You can take the man out of the jungle, but you can’t take the jungle out of the man.
Everyone knows the story of John Clayton, the infant raised by apes to become Tarzan (Alexander Skarsgård) after his shipwrecked parents died. The story begins long after John has returned to England, residing in his the estate of his parents with the love of his life, Jane Porter (Margot Robbie). John’s quasi-retirement comes to an end when he receives an invitation from Belgian King Leopold to see his accomplishments in Africa; after initially refusing, an American named George Washington Williams (Samuel L. Jackson) begs him to reconsider, explaining that the king is broke and his so-called accomplishments are likely due to enslavement of the Congo. With Jane refusing to stay behind, the three meet in Africa only to be attacked Leon Rom (Christoph Waltz) in an attempt to fulfill a deadly contract.
The first act of The Legend of Tarzan isn’t particularly exciting, but it does set up important back story as well as establish the characters; once the ball gets rolling, the film never looks back. It’s of worthy note that the mandatory handling of John/Tarzan’s time in the jungle as a human child being raised among apes is done efficiently and mostly with selected flashbacks, keeping this from becoming an origin story and more like a return-to-form. Some of the film’s climatic elements may seem a bit farfetched, but it reveals how the King of the Jungle leverages his heritage to target those who’ve earned his ire.

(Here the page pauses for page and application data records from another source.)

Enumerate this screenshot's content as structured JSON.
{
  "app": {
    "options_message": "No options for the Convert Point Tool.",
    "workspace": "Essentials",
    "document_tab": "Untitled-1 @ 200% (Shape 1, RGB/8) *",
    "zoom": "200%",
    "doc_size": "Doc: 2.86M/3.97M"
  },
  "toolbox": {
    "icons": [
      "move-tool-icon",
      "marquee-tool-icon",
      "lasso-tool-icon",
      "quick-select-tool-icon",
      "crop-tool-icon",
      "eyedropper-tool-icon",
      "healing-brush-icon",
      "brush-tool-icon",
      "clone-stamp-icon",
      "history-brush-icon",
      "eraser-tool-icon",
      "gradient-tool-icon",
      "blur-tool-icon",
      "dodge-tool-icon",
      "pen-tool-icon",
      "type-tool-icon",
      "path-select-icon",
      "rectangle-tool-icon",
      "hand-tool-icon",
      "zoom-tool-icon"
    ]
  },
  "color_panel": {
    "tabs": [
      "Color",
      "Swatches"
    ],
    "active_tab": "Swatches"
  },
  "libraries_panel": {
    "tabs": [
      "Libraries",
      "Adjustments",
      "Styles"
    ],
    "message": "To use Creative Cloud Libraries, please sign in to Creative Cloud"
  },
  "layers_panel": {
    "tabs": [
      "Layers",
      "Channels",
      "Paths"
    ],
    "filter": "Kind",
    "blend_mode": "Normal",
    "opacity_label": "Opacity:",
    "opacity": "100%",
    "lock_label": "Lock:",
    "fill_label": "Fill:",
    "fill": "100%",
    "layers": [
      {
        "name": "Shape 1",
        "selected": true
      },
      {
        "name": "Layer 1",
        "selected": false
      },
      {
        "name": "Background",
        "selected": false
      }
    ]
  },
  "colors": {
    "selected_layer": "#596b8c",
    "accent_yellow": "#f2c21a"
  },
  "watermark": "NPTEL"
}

After taking on crime drama, pulp novelization, blaxploitation, samurai swordplay, grindhouse, and even war films, Quentin Tarantino set his sights on another classic genre to give it his unique sense of spin: the Western.
Just before the American Civil War, former dentist Dr. King Shultz (Christoph Waltz) acquires the assistance of a slave named Django (Jamie Foxx). The deal is simple: if Django can identify three men on the run from the law, he will be set free upon their death or capture and a few dollars in his pocket. As it turns out, however, Django has a natural skill for bounty hunting. After the two become good friends, Dr. Shultz agrees to help Django find and free his wife, Broomhilda (Kerry Washington), but to do so, they’ll have to spirit her away from a ruthless plantation owner named Calvin Candie (Leonardo DiCaprio), a Southerner who does not like to lose.
Writer/director Quentin Tarantino has never shied away from controversial subject matter. In fact, he seems to seek it out, intent in making films however he sees fit and to provoke a reaction that “safe” filmmakers actively avoid. Django is a buddy flick and revenge film driven by love and fueled by farce, a dangerous mix that proves entertaining all the way around. As usual, it’s a character piece, but that doesn’t mean the plot doesn’t have its twists and turns. After deadly serious films like Kill Bill and Inglourious Basterds, there is an underlying silliness to Django that threatens to undermine the entire film but happily never derails it.